Would you output all the lines below precisely as they stand, leaving each picture out?

SOURCE DATA Start Marker

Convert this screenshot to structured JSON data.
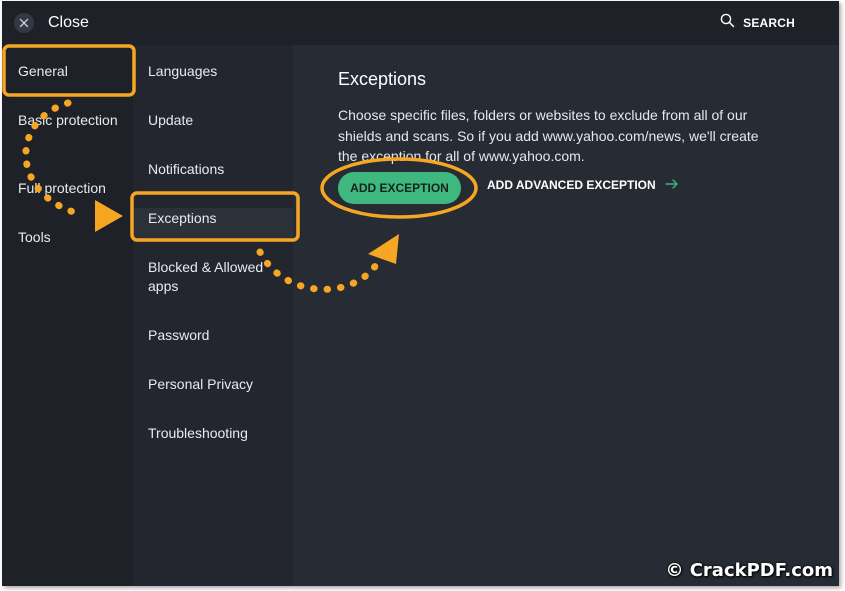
{
  "topbar": {
    "close_label": "Close",
    "search_label": "SEARCH"
  },
  "nav": {
    "items": [
      {
        "label": "General"
      },
      {
        "label": "Basic protection"
      },
      {
        "label": "Full protection"
      },
      {
        "label": "Tools"
      }
    ]
  },
  "subnav": {
    "items": [
      {
        "label": "Languages"
      },
      {
        "label": "Update"
      },
      {
        "label": "Notifications"
      },
      {
        "label": "Exceptions"
      },
      {
        "label": "Blocked & Allowed apps"
      },
      {
        "label": "Password"
      },
      {
        "label": "Personal Privacy"
      },
      {
        "label": "Troubleshooting"
      }
    ]
  },
  "main": {
    "title": "Exceptions",
    "description": "Choose specific files, folders or websites to exclude from all of our shields and scans. So if you add www.yahoo.com/news, we'll create the exception for all of www.yahoo.com.",
    "add_exception_label": "ADD EXCEPTION",
    "add_advanced_label": "ADD ADVANCED EXCEPTION"
  },
  "watermark": "© CrackPDF.com",
  "colors": {
    "accent_green": "#3fb87f",
    "annotation_orange": "#f5a623",
    "background": "#272b33"
  },
  "icons": [
    "close-icon",
    "search-icon",
    "arrow-right-icon"
  ]
}
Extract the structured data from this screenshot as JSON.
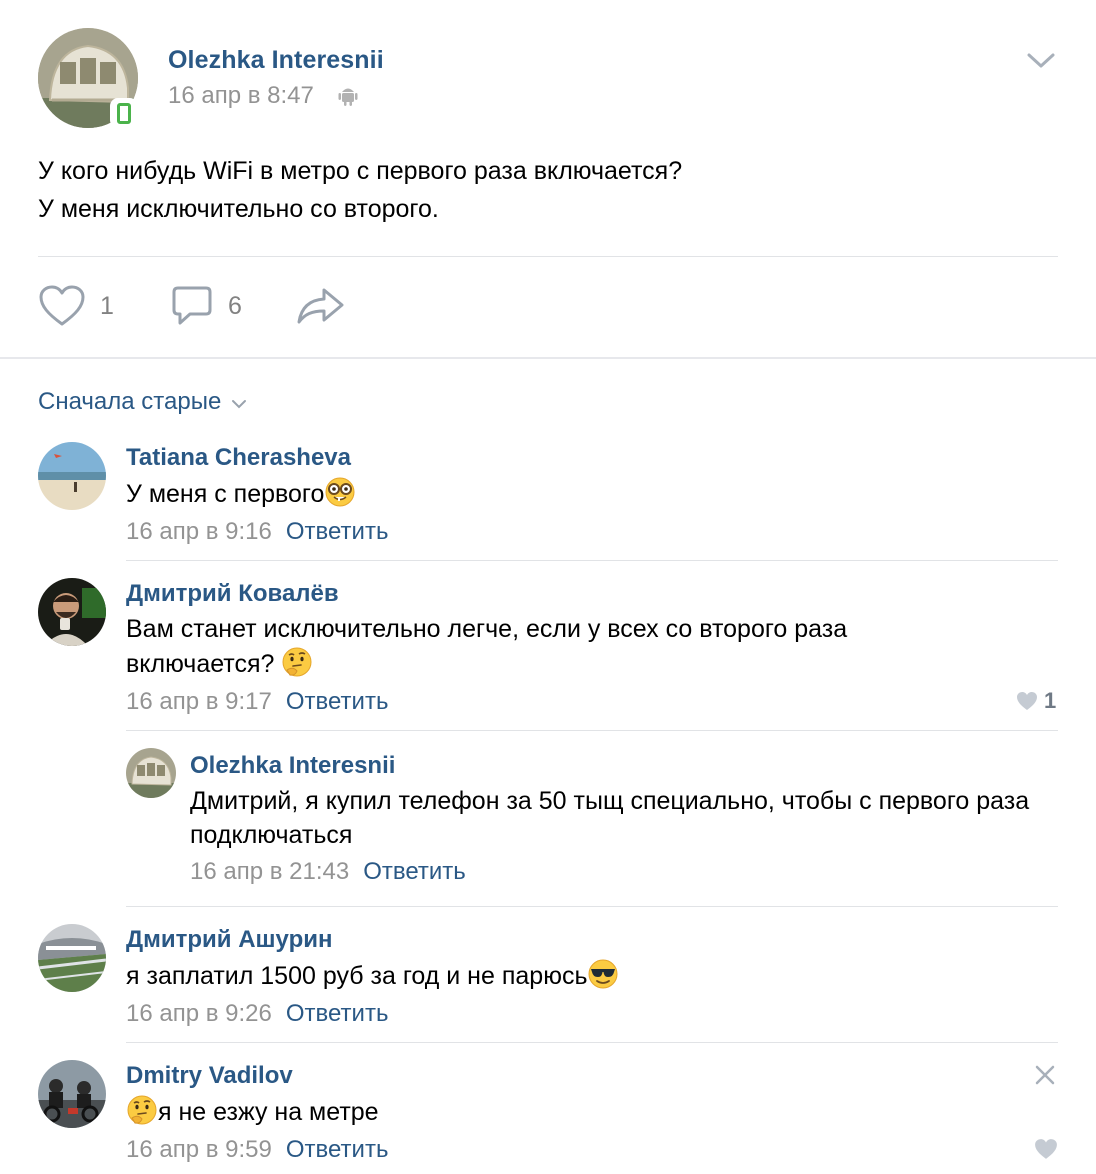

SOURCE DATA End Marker

» SOLUTION:
Convert this screenshot to structured JSON data.
{
  "topbar": {
    "close_label": "Close",
    "search_label": "SEARCH"
  },
  "nav": {
    "items": [
      {
        "label": "General"
      },
      {
        "label": "Basic protection"
      },
      {
        "label": "Full protection"
      },
      {
        "label": "Tools"
      }
    ]
  },
  "subnav": {
    "items": [
      {
        "label": "Languages"
      },
      {
        "label": "Update"
      },
      {
        "label": "Notifications"
      },
      {
        "label": "Exceptions"
      },
      {
        "label": "Blocked & Allowed apps"
      },
      {
        "label": "Password"
      },
      {
        "label": "Personal Privacy"
      },
      {
        "label": "Troubleshooting"
      }
    ]
  },
  "main": {
    "title": "Exceptions",
    "description": "Choose specific files, folders or websites to exclude from all of our shields and scans. So if you add www.yahoo.com/news, we'll create the exception for all of www.yahoo.com.",
    "add_exception_label": "ADD EXCEPTION",
    "add_advanced_label": "ADD ADVANCED EXCEPTION"
  },
  "watermark": "© CrackPDF.com",
  "colors": {
    "accent_green": "#3fb87f",
    "annotation_orange": "#f5a623",
    "background": "#272b33"
  },
  "icons": [
    "close-icon",
    "search-icon",
    "arrow-right-icon"
  ]
}
Extract the structured data from this screenshot as JSON.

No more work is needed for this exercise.